100% Whole Wheat Bread for the Bread Machine

1 1/4 teaspoons salt
1 1/4 c whey, heated to lukewarm, or 1 c lukewarm water plus 1/4 c nonfat dry milk
1/4 cup vegetable oil
1/4 cup honey, molasses, or maple syrup
3 1/2 c white whole wheat flour
2 1/2 tsp baking yeast (I use Red Star)

Layer ingredients in the order given in the baking container of a 2-pound bread machine and bake as directed on the Whole Wheat setting. Makes one lofty, sweet and fragrant loaf.

Wednesday, September 08, 2010

Guava Nut Tea Cake

My fist job out of college was in marketing for a now-defunct specialty produce company. The one good thing about that job was that I had ready access to all manner of exotic fruits and vegetables in crazy quantity, and cooked accordingly. As I no longer keep such pricey foodstuffs at my fingertips, I haven't made this cake in many years. Today the director of my child's elementary school gave me a small bag of ripe guavas from her backyard tree. I immediately thought of this cake, and was lucky to find the recipe. Thank goodness for internet archives.

5 ripe guavas, about 3 ounces each
1 Tbsp sugar
3 Tbsp rum (divided)
1 stick unsalted butter
1 egg
1/2 cup sugar
1 c almond meal
1 c unbleached all-purpose flour
1 tsp baking powder
1/2 tsp salt
1 Tbsp water mixed with 1 1/2 Tbsp sugar

Peel 3 guavas and halve lengthwise. With a spoon or a melon-ball cutter, scoop out the central seedy area, leaving a shell about 1/2" thick, and place seedy pulp in the work bowl of a food processor.

Steam guava shells until tender, from 5 to 10 minutes, depending on guava variety. Remove to a plate, sprinkle with 1 Tbsp sugar, and turn to coat. Set aside to cool.

While shells steam, cut up 2 remaining guavas; combine in processor with reserved pulp and 2 tablespoons rum. Purée, then press through a fine nonreactive sieve or the fine disk of a stainless steel food mill. Stir in rum; set mixture aside.

Butter a 9" round pan, fit a round of waxed paper in the bottom, and butter that. Lightly flour pan.

In a small mixer bowl, cream butter until light; gradually add in remaining sugar. Add egg; beat on high speed until fluffy. Add guava purée.

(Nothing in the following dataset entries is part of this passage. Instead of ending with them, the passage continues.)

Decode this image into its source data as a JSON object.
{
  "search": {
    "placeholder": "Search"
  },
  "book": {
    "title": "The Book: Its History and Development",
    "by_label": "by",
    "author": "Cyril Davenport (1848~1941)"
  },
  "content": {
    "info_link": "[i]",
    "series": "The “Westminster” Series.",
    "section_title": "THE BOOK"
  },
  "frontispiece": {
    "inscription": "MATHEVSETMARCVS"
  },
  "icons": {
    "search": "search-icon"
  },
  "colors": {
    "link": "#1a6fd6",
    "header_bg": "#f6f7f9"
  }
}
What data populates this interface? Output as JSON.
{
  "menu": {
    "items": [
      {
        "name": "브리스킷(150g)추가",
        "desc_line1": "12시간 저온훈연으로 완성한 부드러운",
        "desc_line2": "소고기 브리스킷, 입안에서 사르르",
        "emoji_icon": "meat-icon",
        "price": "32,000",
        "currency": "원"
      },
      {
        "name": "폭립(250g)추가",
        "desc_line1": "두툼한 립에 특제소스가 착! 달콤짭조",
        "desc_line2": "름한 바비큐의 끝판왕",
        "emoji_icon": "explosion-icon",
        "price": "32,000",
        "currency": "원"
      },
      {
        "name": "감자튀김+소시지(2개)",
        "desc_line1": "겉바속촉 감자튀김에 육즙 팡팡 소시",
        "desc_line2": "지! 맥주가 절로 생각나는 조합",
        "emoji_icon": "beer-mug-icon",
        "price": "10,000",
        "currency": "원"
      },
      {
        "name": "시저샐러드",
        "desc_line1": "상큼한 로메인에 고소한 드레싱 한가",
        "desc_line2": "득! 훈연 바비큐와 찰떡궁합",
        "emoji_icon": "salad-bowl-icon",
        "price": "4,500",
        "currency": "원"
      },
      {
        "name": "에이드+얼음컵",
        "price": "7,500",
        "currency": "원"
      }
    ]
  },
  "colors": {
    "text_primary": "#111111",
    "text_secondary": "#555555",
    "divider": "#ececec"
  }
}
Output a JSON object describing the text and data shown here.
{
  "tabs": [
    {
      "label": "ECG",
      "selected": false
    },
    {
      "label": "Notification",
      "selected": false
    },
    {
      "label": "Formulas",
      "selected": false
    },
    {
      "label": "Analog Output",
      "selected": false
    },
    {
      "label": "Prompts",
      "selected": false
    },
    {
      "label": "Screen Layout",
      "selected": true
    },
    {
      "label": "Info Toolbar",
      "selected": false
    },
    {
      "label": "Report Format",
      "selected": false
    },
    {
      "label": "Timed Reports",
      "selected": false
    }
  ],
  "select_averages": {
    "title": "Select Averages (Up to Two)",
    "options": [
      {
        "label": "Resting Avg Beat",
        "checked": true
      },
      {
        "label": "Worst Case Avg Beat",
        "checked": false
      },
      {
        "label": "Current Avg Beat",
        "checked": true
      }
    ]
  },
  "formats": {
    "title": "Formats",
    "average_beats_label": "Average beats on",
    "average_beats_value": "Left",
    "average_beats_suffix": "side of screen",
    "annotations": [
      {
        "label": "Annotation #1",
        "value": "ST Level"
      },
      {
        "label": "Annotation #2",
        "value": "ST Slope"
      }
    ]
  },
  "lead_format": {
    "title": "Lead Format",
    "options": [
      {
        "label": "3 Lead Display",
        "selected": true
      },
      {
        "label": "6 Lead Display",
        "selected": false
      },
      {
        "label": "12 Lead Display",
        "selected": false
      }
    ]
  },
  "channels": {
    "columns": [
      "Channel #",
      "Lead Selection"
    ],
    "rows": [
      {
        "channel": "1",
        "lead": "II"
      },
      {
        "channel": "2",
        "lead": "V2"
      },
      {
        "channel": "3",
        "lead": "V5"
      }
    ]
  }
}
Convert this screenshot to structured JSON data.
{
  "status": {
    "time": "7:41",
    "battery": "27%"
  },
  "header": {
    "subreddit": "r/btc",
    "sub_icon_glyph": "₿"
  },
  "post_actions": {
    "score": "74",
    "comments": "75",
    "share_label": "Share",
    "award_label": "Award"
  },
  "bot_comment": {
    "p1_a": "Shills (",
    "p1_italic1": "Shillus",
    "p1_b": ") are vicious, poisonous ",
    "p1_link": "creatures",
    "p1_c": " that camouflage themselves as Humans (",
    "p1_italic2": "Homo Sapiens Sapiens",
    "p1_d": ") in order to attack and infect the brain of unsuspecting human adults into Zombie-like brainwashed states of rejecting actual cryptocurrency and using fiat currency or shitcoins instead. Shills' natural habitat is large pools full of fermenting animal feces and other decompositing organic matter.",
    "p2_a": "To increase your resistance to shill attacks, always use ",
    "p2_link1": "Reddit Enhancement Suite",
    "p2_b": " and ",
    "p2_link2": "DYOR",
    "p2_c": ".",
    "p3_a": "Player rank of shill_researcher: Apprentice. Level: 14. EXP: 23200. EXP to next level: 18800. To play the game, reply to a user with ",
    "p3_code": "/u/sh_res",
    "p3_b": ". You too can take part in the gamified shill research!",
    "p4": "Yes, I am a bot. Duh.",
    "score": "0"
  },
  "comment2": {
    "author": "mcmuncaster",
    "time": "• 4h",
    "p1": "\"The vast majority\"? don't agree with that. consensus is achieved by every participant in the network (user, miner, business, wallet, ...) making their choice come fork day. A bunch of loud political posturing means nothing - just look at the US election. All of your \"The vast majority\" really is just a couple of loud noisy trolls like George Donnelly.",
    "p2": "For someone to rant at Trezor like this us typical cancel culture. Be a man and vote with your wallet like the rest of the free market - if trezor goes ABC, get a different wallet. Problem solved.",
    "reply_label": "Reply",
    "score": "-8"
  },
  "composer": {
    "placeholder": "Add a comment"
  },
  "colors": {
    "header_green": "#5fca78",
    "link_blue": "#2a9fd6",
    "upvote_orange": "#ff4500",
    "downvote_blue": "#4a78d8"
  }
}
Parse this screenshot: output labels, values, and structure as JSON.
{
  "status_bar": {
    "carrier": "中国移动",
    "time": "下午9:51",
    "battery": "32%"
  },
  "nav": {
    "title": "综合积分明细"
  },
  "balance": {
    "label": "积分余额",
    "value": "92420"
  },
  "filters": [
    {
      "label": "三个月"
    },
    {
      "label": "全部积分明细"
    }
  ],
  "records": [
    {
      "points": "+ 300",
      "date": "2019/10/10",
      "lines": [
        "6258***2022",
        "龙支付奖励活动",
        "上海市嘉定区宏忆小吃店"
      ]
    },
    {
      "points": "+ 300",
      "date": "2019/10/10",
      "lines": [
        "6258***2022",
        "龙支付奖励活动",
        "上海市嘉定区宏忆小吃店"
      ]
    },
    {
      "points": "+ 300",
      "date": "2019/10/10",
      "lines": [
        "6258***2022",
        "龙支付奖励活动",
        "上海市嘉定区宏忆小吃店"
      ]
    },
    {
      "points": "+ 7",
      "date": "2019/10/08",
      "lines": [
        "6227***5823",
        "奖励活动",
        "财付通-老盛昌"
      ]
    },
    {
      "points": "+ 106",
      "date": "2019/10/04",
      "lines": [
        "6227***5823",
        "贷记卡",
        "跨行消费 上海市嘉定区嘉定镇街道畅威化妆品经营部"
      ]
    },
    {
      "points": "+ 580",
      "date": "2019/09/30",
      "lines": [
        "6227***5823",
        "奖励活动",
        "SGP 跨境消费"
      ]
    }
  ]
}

Add flour, baking powder and salt on lowest speed, then add nut meal.

Spread batter evenly in pan. Arrange a pattern of guava crescents on top, pressing gently so fruit is flush with batter. Bake in the lower half of a preheated 375° oven until cake separates from sides of pan and tests done in the middle, about 35 minutes. Cool 5 minutes, then carefully invert cake onto your hand and set right side up on a rack.

Stir together remaining tablespoon rum and sugar-water mixture in a tiny pan. Heat to boiling, then stir just until sugar dissolves. Paint mixture over warm cake surface to coat thoroughly, then let cake cool. Serves 8.

Monday, September 06, 2010

Roasted Beet and Arugula Pizza

I've been getting several Chioggia beets and a big bag of arugula each week in my CSA share. This creation, which my husband terms a "snob pizza," uses both to what I'd call pretty good success - that is to say, there aren't any leftovers :)

16 ozs pizza dough, preferably with herbs
1 tsp olive oil
3/4 c arugula, cut in chiffonade
1 shallot, thinly sliced vertically
1 large Chioggia or yellow beet, roasted, peeled and thinly sliced
1/2 cup Israeli sheep's-milk feta, or to taste
1 oz Asiago cheese, shredded, or to taste
flake salt and honey, to taste

Preheat oven to 475 degrees. Stretch dough and prepare onto a pizza peel. Smear with olive oil. Top with arugula, shallot and beet, in that order. Dot with crumbled feta cheese, then sprinkle Asiago. Bake on preheated pizza stone until crust is browned and cheese is melted, approximately 8 minutes. Drizzle with honey and sprinkle with flake salt to taste.